**Requirement**
If a record holds a picture, please leave the picture out and copy the rest of the record exactly.

Data records for software interfaces
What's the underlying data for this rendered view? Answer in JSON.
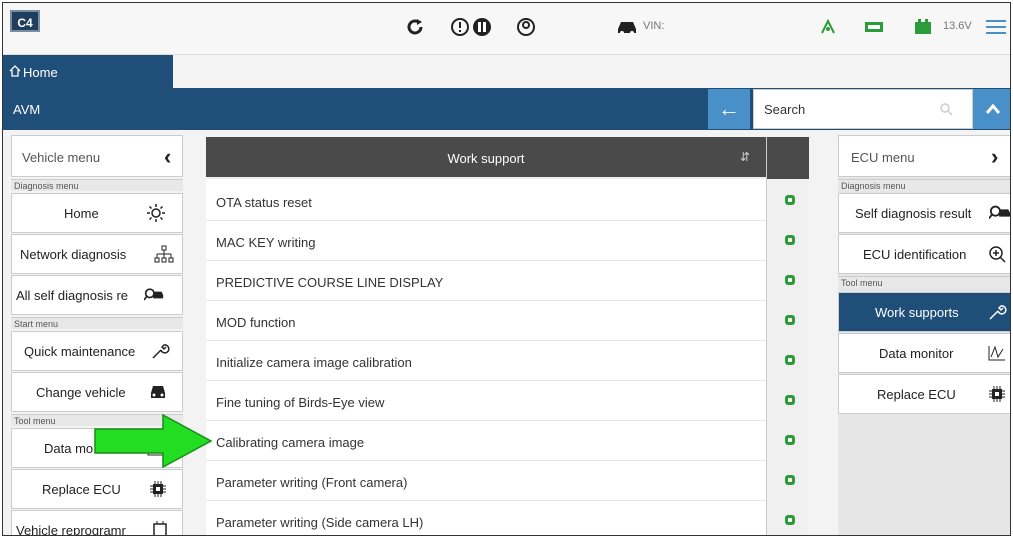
{
  "topbar": {
    "logo": "C4",
    "vin_label": "VIN:",
    "voltage": "13.6V"
  },
  "tab": {
    "home_label": "Home"
  },
  "avm_bar": {
    "title": "AVM",
    "search_label": "Search"
  },
  "left_panel": {
    "header": "Vehicle menu",
    "sections": {
      "diagnosis": "Diagnosis menu",
      "start": "Start menu",
      "tool": "Tool menu"
    },
    "items": [
      {
        "label": "Home",
        "icon": "gear-icon"
      },
      {
        "label": "Network diagnosis",
        "icon": "network-icon"
      },
      {
        "label": "All self diagnosis re",
        "icon": "car-search-icon"
      },
      {
        "label": "Quick maintenance",
        "icon": "wrench-icon"
      },
      {
        "label": "Change vehicle",
        "icon": "car-icon"
      },
      {
        "label": "Data mo",
        "icon": "data-monitor-icon"
      },
      {
        "label": "Replace ECU",
        "icon": "chip-icon"
      },
      {
        "label": "Vehicle reprogramr",
        "icon": "reprogram-icon"
      }
    ]
  },
  "center": {
    "header": "Work support",
    "rows": [
      "OTA status reset",
      "MAC KEY writing",
      "PREDICTIVE COURSE LINE DISPLAY",
      "MOD function",
      "Initialize camera image calibration",
      "Fine tuning of Birds-Eye view",
      "Calibrating camera image",
      "Parameter writing (Front camera)",
      "Parameter writing (Side camera LH)"
    ]
  },
  "right_panel": {
    "header": "ECU menu",
    "sections": {
      "diagnosis": "Diagnosis menu",
      "tool": "Tool menu"
    },
    "items": [
      {
        "label": "Self diagnosis result",
        "icon": "car-search-icon"
      },
      {
        "label": "ECU identification",
        "icon": "zoom-in-icon"
      },
      {
        "label": "Work supports",
        "icon": "wrench-icon",
        "active": true
      },
      {
        "label": "Data monitor",
        "icon": "data-monitor-icon"
      },
      {
        "label": "Replace ECU",
        "icon": "chip-icon"
      }
    ]
  },
  "colors": {
    "nav_blue": "#1f4e79",
    "accent_blue": "#4a90c8",
    "status_green": "#2a9d3a",
    "arrow_green": "#22dd22"
  }
}
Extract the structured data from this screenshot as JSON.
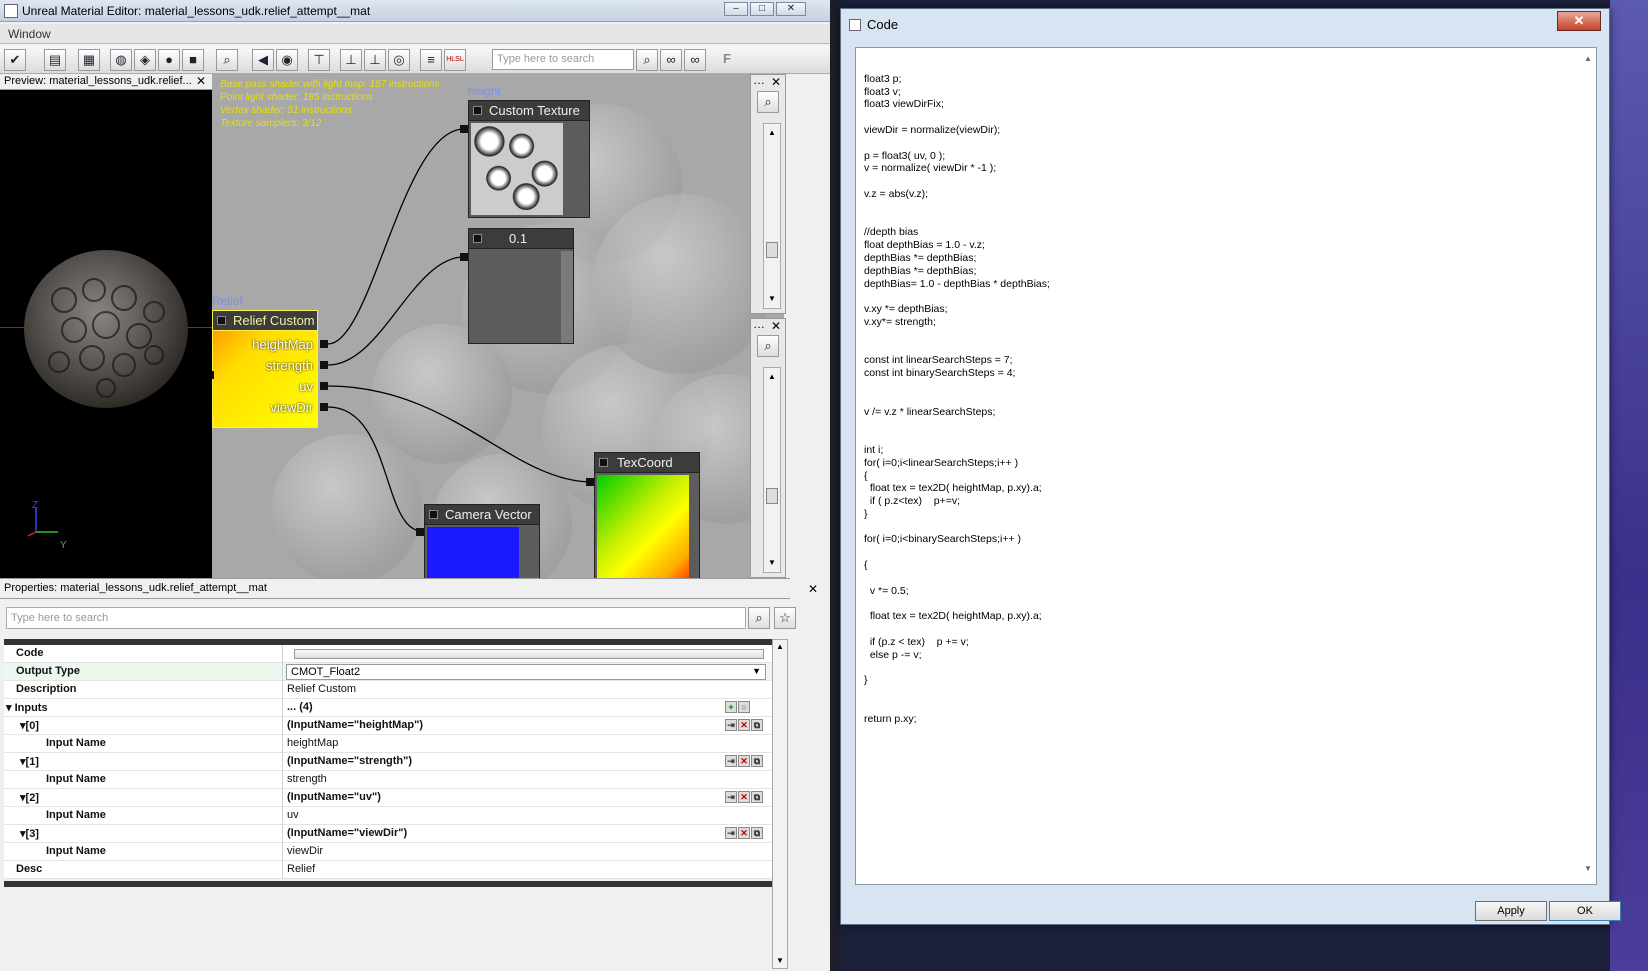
{
  "editor": {
    "title": "Unreal Material Editor: material_lessons_udk.relief_attempt__mat",
    "menu": "Window",
    "search_placeholder": "Type here to search"
  },
  "preview": {
    "header": "Preview: material_lessons_udk.relief...",
    "axis_z": "Z",
    "axis_y": "Y"
  },
  "graph": {
    "stats": [
      "Base pass shader with light map: 187 instructions",
      "Point light shader: 185 instructions",
      "Vertex shader: 51 instructions",
      "Texture samplers: 3/12"
    ],
    "nodes": {
      "custom_texture": {
        "caption": "height",
        "title": "Custom Texture"
      },
      "constant": {
        "title": "0.1"
      },
      "relief": {
        "caption": "Relief",
        "title": "Relief Custom",
        "ports": [
          "heightMap",
          "strength",
          "uv",
          "viewDir"
        ]
      },
      "texcoord": {
        "title": "TexCoord"
      },
      "camera_vector": {
        "title": "Camera Vector"
      }
    }
  },
  "properties": {
    "header": "Properties: material_lessons_udk.relief_attempt__mat",
    "search_placeholder": "Type here to search",
    "rows": {
      "code": {
        "key": "Code",
        "value": ""
      },
      "output_type": {
        "key": "Output Type",
        "value": "CMOT_Float2"
      },
      "description": {
        "key": "Description",
        "value": "Relief Custom"
      },
      "inputs": {
        "key": "Inputs",
        "value": "... (4)"
      },
      "in0": {
        "key": "[0]",
        "value": "(InputName=\"heightMap\")"
      },
      "in0_name": {
        "key": "Input Name",
        "value": "heightMap"
      },
      "in1": {
        "key": "[1]",
        "value": "(InputName=\"strength\")"
      },
      "in1_name": {
        "key": "Input Name",
        "value": "strength"
      },
      "in2": {
        "key": "[2]",
        "value": "(InputName=\"uv\")"
      },
      "in2_name": {
        "key": "Input Name",
        "value": "uv"
      },
      "in3": {
        "key": "[3]",
        "value": "(InputName=\"viewDir\")"
      },
      "in3_name": {
        "key": "Input Name",
        "value": "viewDir"
      },
      "desc": {
        "key": "Desc",
        "value": "Relief"
      }
    }
  },
  "code_dialog": {
    "title": "Code",
    "close": "✕",
    "code": "\nfloat3 p;\nfloat3 v;\nfloat3 viewDirFix;\n\nviewDir = normalize(viewDir);\n\np = float3( uv, 0 );\nv = normalize( viewDir * -1 );\n\nv.z = abs(v.z);\n\n\n//depth bias\nfloat depthBias = 1.0 - v.z;\ndepthBias *= depthBias;\ndepthBias *= depthBias;\ndepthBias= 1.0 - depthBias * depthBias;\n\nv.xy *= depthBias;\nv.xy*= strength;\n\n\nconst int linearSearchSteps = 7;\nconst int binarySearchSteps = 4;\n\n\nv /= v.z * linearSearchSteps;\n\n\nint i;\nfor( i=0;i<linearSearchSteps;i++ )\n{\n  float tex = tex2D( heightMap, p.xy).a;\n  if ( p.z<tex)    p+=v;\n}\n\nfor( i=0;i<binarySearchSteps;i++ )\n\n{\n\n  v *= 0.5;\n\n  float tex = tex2D( heightMap, p.xy).a;\n\n  if (p.z < tex)    p += v;\n  else p -= v;\n\n}\n\n\nreturn p.xy;",
    "apply": "Apply",
    "ok": "OK"
  },
  "colors": {
    "graph_bg": "#a8a8a8",
    "stats_text": "#e8e000",
    "selected_outline": "#ffee44",
    "camera_vector": "#1a1aff"
  },
  "icons": [
    "check-icon",
    "grid-icon",
    "sphere-icon",
    "back-arrow-icon",
    "search-icon",
    "binoculars-icon",
    "close-icon"
  ]
}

**Your solution**
What's the underlying data for this rendered view? Answer in JSON.
{
  "topbar": {
    "logo": "C4",
    "vin_label": "VIN:",
    "voltage": "13.6V"
  },
  "tab": {
    "home_label": "Home"
  },
  "avm_bar": {
    "title": "AVM",
    "search_label": "Search"
  },
  "left_panel": {
    "header": "Vehicle menu",
    "sections": {
      "diagnosis": "Diagnosis menu",
      "start": "Start menu",
      "tool": "Tool menu"
    },
    "items": [
      {
        "label": "Home",
        "icon": "gear-icon"
      },
      {
        "label": "Network diagnosis",
        "icon": "network-icon"
      },
      {
        "label": "All self diagnosis re",
        "icon": "car-search-icon"
      },
      {
        "label": "Quick maintenance",
        "icon": "wrench-icon"
      },
      {
        "label": "Change vehicle",
        "icon": "car-icon"
      },
      {
        "label": "Data mo",
        "icon": "data-monitor-icon"
      },
      {
        "label": "Replace ECU",
        "icon": "chip-icon"
      },
      {
        "label": "Vehicle reprogramr",
        "icon": "reprogram-icon"
      }
    ]
  },
  "center": {
    "header": "Work support",
    "rows": [
      "OTA status reset",
      "MAC KEY writing",
      "PREDICTIVE COURSE LINE DISPLAY",
      "MOD function",
      "Initialize camera image calibration",
      "Fine tuning of Birds-Eye view",
      "Calibrating camera image",
      "Parameter writing (Front camera)",
      "Parameter writing (Side camera LH)"
    ]
  },
  "right_panel": {
    "header": "ECU menu",
    "sections": {
      "diagnosis": "Diagnosis menu",
      "tool": "Tool menu"
    },
    "items": [
      {
        "label": "Self diagnosis result",
        "icon": "car-search-icon"
      },
      {
        "label": "ECU identification",
        "icon": "zoom-in-icon"
      },
      {
        "label": "Work supports",
        "icon": "wrench-icon",
        "active": true
      },
      {
        "label": "Data monitor",
        "icon": "data-monitor-icon"
      },
      {
        "label": "Replace ECU",
        "icon": "chip-icon"
      }
    ]
  },
  "colors": {
    "nav_blue": "#1f4e79",
    "accent_blue": "#4a90c8",
    "status_green": "#2a9d3a",
    "arrow_green": "#22dd22"
  }
}
Extract the structured data from this screenshot as JSON.
{
  "editor": {
    "title": "Unreal Material Editor: material_lessons_udk.relief_attempt__mat",
    "menu": "Window",
    "search_placeholder": "Type here to search"
  },
  "preview": {
    "header": "Preview: material_lessons_udk.relief...",
    "axis_z": "Z",
    "axis_y": "Y"
  },
  "graph": {
    "stats": [
      "Base pass shader with light map: 187 instructions",
      "Point light shader: 185 instructions",
      "Vertex shader: 51 instructions",
      "Texture samplers: 3/12"
    ],
    "nodes": {
      "custom_texture": {
        "caption": "height",
        "title": "Custom Texture"
      },
      "constant": {
        "title": "0.1"
      },
      "relief": {
        "caption": "Relief",
        "title": "Relief Custom",
        "ports": [
          "heightMap",
          "strength",
          "uv",
          "viewDir"
        ]
      },
      "texcoord": {
        "title": "TexCoord"
      },
      "camera_vector": {
        "title": "Camera Vector"
      }
    }
  },
  "properties": {
    "header": "Properties: material_lessons_udk.relief_attempt__mat",
    "search_placeholder": "Type here to search",
    "rows": {
      "code": {
        "key": "Code",
        "value": ""
      },
      "output_type": {
        "key": "Output Type",
        "value": "CMOT_Float2"
      },
      "description": {
        "key": "Description",
        "value": "Relief Custom"
      },
      "inputs": {
        "key": "Inputs",
        "value": "... (4)"
      },
      "in0": {
        "key": "[0]",
        "value": "(InputName=\"heightMap\")"
      },
      "in0_name": {
        "key": "Input Name",
        "value": "heightMap"
      },
      "in1": {
        "key": "[1]",
        "value": "(InputName=\"strength\")"
      },
      "in1_name": {
        "key": "Input Name",
        "value": "strength"
      },
      "in2": {
        "key": "[2]",
        "value": "(InputName=\"uv\")"
      },
      "in2_name": {
        "key": "Input Name",
        "value": "uv"
      },
      "in3": {
        "key": "[3]",
        "value": "(InputName=\"viewDir\")"
      },
      "in3_name": {
        "key": "Input Name",
        "value": "viewDir"
      },
      "desc": {
        "key": "Desc",
        "value": "Relief"
      }
    }
  },
  "code_dialog": {
    "title": "Code",
    "close": "✕",
    "code": "\nfloat3 p;\nfloat3 v;\nfloat3 viewDirFix;\n\nviewDir = normalize(viewDir);\n\np = float3( uv, 0 );\nv = normalize( viewDir * -1 );\n\nv.z = abs(v.z);\n\n\n//depth bias\nfloat depthBias = 1.0 - v.z;\ndepthBias *= depthBias;\ndepthBias *= depthBias;\ndepthBias= 1.0 - depthBias * depthBias;\n\nv.xy *= depthBias;\nv.xy*= strength;\n\n\nconst int linearSearchSteps = 7;\nconst int binarySearchSteps = 4;\n\n\nv /= v.z * linearSearchSteps;\n\n\nint i;\nfor( i=0;i<linearSearchSteps;i++ )\n{\n  float tex = tex2D( heightMap, p.xy).a;\n  if ( p.z<tex)    p+=v;\n}\n\nfor( i=0;i<binarySearchSteps;i++ )\n\n{\n\n  v *= 0.5;\n\n  float tex = tex2D( heightMap, p.xy).a;\n\n  if (p.z < tex)    p += v;\n  else p -= v;\n\n}\n\n\nreturn p.xy;",
    "apply": "Apply",
    "ok": "OK"
  },
  "colors": {
    "graph_bg": "#a8a8a8",
    "stats_text": "#e8e000",
    "selected_outline": "#ffee44",
    "camera_vector": "#1a1aff"
  },
  "icons": [
    "check-icon",
    "grid-icon",
    "sphere-icon",
    "back-arrow-icon",
    "search-icon",
    "binoculars-icon",
    "close-icon"
  ]
}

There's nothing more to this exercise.